Biden Should Endorse No Use And Reject No First Use In The Pentagon’s Nuclear Posture Review

By Michael Krepon

The Pentagon’s Nuclear Posture Review, to be released early next year, has led to a pitched battle between arms controllers and deterrence strategists. The fight is over what President Joe Biden should say about when he would consider using nuclear weapons first in the event deterrence fails. U.S. declaratory policy hasn’t ruled out first use, mostly in deference to allies that seek shelter under the U.S. nuclear umbrella.

Arms controllers seek restrictive language narrowing the likelihood of first use. They had an ally in Vice President Biden, who just before the end of the Obama administration, volunteered that, “deterring—and if necessary, retaliating against—a nuclear attack should be the sole purpose of the U.S. nuclear arsenal.”

Biden wouldn’t be the first president to adopt restrictive language regarding nuclear use. In 1990, when the Soviet Union and the Warsaw Pact were collapsing, the George H.W. Bush administration convinced NATO allies, including an unhappy Margaret Thatcher, to accept a “weapons of last resort” formulation. When geopolitics trend positively, restrictive changes in U.S. declaratory policy can be timely and helpful.

That was then. Now, Xi Jingping is ramping up pressure on Taiwan and making waves in the South China Sea, while Vladimir Putin has positioned 100,000 troops within striking distance of Ukraine. When geopolitics trend negatively, adopting restrictive language can be widely perceived as a weak move, inviting blowback at home, from allies, and perhaps from competitors, as well.

Deterrence strategists argue that curtailing U.S. declaratory policy would further unsettle friends and allies threatened by Russian revanchism and Chinese muscle flexing. They also argue that Moscow and Beijing wouldn’t trust the Pentagon’s endorsement of the “sole purpose” standard and that its adoption wouldn’t change Russian or Chinese nuclear postures and national objectives.

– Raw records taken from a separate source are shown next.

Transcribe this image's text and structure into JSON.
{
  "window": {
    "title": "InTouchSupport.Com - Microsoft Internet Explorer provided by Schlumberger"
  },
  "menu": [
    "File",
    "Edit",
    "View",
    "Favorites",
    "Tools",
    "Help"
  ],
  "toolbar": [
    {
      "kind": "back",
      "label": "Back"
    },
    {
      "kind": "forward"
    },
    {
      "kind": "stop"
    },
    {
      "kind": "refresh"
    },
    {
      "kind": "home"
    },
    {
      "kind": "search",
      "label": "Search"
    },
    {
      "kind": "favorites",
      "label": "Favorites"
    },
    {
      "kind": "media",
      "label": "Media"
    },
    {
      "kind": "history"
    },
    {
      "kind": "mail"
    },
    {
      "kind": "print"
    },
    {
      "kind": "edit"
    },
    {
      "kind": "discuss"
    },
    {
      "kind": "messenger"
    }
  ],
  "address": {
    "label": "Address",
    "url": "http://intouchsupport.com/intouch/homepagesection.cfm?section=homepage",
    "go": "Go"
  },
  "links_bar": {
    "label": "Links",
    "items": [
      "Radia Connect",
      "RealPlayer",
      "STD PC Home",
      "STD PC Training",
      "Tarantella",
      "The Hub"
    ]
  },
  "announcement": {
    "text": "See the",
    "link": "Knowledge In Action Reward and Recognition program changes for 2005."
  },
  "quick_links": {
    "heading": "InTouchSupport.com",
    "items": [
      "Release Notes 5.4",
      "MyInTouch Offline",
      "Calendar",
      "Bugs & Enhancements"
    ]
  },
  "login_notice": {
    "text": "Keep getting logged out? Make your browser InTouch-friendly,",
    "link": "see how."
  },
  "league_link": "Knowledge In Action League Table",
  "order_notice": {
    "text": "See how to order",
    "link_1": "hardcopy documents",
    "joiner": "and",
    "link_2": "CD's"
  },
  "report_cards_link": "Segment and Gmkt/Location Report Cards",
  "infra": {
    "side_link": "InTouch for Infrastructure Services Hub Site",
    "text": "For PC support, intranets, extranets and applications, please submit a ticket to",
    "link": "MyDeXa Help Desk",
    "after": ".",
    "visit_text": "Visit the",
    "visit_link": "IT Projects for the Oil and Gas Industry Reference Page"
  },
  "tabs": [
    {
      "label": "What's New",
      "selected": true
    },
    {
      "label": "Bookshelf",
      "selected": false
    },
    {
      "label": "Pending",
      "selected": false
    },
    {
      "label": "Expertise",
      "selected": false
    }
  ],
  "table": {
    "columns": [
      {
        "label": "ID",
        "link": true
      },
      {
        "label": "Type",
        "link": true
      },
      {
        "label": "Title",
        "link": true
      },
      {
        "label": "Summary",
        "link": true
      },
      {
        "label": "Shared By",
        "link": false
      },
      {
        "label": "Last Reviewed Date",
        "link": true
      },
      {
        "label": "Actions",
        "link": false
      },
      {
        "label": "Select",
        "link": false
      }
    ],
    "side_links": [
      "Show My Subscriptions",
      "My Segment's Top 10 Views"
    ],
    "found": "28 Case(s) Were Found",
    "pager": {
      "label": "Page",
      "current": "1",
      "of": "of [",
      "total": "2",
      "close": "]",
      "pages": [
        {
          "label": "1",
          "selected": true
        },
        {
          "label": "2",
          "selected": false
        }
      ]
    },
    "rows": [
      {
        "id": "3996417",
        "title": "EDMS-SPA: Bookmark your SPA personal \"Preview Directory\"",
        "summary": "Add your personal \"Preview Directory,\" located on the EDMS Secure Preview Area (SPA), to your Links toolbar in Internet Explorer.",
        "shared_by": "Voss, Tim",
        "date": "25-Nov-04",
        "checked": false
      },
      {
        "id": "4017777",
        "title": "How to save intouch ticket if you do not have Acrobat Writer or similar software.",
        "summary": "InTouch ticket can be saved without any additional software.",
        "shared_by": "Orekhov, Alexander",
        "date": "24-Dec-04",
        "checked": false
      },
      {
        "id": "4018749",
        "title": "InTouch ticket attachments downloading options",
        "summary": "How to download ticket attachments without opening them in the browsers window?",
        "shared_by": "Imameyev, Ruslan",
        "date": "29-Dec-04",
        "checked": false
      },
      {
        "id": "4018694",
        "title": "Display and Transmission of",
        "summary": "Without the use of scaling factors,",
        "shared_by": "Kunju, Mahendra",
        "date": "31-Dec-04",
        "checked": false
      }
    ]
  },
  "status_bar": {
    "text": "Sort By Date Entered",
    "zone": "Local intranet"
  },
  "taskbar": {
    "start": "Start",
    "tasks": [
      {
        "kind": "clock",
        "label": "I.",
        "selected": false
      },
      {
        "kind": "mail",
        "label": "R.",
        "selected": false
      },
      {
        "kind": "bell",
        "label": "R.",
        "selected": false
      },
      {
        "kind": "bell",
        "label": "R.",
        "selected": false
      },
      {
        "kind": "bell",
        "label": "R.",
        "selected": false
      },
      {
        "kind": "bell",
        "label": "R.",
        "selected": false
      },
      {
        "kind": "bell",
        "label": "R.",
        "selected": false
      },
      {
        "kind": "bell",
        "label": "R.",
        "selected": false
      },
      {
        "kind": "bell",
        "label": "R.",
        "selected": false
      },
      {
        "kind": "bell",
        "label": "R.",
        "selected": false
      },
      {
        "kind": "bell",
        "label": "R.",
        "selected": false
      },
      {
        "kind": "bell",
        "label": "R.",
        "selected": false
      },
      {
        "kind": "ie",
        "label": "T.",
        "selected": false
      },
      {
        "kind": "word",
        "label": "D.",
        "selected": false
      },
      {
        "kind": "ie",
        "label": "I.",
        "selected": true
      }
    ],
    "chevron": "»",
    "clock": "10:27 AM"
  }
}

I am an arms controller, but in this instance I agree with deterrence strategists. And yet avoiding first use remains paramount, even if it’s not reflected in U.S. declaratory policy. First use leads to more use. And if escalation cannot be controlled, the use of nuclear weapons would be a crime against humanity and nature.

Depending on deterrence alone to prevent first use invites mushroom clouds. Deterrence is dangerous, and purposely so: if deterrence isn’t threatening, it ceases to deter. Deterrence has too many flaws, beginning with its failure rate. Deterrence strategists don’t account for accidents and breakdowns of command and control. They assume rational decisions by leaders under intolerable strain who are hamstrung by poor situational awareness.

The most fatal flaw inherent in deterrence is that it is geared toward escalation after first use, propelled by the twin imperatives of seeking advantage and seeking to avoid disadvantage. Deterrence has too many flaws to prevent first use.

How, then, to square the dictates of alliance management, extended deterrence, and geopolitics with our individual responsibilities to prevent crimes against humanity and nature? The answer, at least for successful administrations, has been to pursue arms control alongside deterrence.

In its heyday, arms control achieved what deterrence alone could not: arms control opened essential lines of communication, significantly reduced strategic forces, stopped nuclear testing, and greatly reduced dangerous military practices. These accomplishments came in many forms – treaties, tacit agreements, codes of conduct, and most importantly through norms. The most essential norm – the norm we live by – is not using nuclear weapons in warfare.

I propose that we seek to extend this norm – now three-quarters of a century old – to mark the 100th anniversary of the atomic bombing of Hiroshima and Nagasaki. Success is possible because this is the hardest norm for any leader to break and because the hardest challenges are behind us.

The pursuit of arms control has always been about avoiding first use, even as U.S. declaratory policy has been about reserving the option of first use. Mixed messages are unsatisfying, but nothing is simple about reducing nuclear dangers and weapons. Mixed messages are tolerable if their net effect helps to prevent mushroom clouds.

We’ve heard plenty about deterrence from the Biden administration, and we’ll hear more when the Nuclear Posture Statement is released. We haven’t heard very much about arms control, especially the administration’s proposed ways and means to lengthen and strengthen the norm of No Use.

We're in need of positive direction. The release of the Pentagon's Nuclear Posture Review provides Biden with an opportunity to reframe narrow debates over when nuclear weapons might be used into a larger strategic context. We need to hear about No Use, especially if the administration rejects No First Use and sole purpose.

The objective of No Use is hortatory, just like the oft-repeated canonical statement by Ronald Reagan and Mikhail Gorbachev that a nuclear war cannot be won and must not be fought. Hortatory statements have meaning only when reinforced by arms control. Unlike deterrence strategy, they have value in pointing us in the right direction.